» **Problem description**: When checking the entries below, count every line with the word "true", then give only that number.

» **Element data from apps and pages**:
══════════════════════════════

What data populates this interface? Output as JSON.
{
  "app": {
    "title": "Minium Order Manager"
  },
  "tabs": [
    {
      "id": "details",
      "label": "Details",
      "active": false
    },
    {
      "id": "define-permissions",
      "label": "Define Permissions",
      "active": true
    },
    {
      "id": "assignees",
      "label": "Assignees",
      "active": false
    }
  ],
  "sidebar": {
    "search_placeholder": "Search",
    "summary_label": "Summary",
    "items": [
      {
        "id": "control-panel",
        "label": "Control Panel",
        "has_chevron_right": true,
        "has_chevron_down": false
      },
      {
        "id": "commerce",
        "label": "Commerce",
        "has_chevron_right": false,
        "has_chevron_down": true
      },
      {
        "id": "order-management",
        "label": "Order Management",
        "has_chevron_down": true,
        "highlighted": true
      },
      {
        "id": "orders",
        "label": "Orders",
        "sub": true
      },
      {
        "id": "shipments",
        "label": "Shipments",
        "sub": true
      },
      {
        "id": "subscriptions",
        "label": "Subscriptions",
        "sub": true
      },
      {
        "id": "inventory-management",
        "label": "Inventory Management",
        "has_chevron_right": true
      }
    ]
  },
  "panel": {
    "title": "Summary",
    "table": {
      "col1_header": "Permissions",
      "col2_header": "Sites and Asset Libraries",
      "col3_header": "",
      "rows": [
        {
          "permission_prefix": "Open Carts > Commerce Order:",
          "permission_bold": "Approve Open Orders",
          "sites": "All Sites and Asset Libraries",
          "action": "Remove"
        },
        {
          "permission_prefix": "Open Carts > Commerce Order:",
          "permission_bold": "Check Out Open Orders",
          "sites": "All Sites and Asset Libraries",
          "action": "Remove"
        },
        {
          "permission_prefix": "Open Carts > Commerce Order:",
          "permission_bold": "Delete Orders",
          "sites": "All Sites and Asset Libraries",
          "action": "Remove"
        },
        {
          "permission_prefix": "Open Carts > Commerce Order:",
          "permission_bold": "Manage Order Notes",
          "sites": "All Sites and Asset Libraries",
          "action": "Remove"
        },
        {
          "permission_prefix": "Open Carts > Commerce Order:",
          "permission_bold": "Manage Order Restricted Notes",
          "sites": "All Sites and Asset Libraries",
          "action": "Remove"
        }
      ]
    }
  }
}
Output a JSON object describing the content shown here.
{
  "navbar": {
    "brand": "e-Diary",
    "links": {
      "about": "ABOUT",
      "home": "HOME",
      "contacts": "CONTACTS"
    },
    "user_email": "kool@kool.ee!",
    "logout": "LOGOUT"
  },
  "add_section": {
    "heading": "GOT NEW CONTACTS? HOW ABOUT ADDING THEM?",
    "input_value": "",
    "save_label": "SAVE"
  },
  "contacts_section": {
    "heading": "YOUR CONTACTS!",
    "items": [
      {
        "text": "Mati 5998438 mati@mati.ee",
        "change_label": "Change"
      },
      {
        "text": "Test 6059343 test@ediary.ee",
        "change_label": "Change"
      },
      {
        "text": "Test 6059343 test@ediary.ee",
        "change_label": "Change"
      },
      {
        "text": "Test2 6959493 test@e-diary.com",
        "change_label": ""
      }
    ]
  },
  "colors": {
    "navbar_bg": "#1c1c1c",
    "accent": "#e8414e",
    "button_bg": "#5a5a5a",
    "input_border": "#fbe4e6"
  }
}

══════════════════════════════

» **Your response**: 9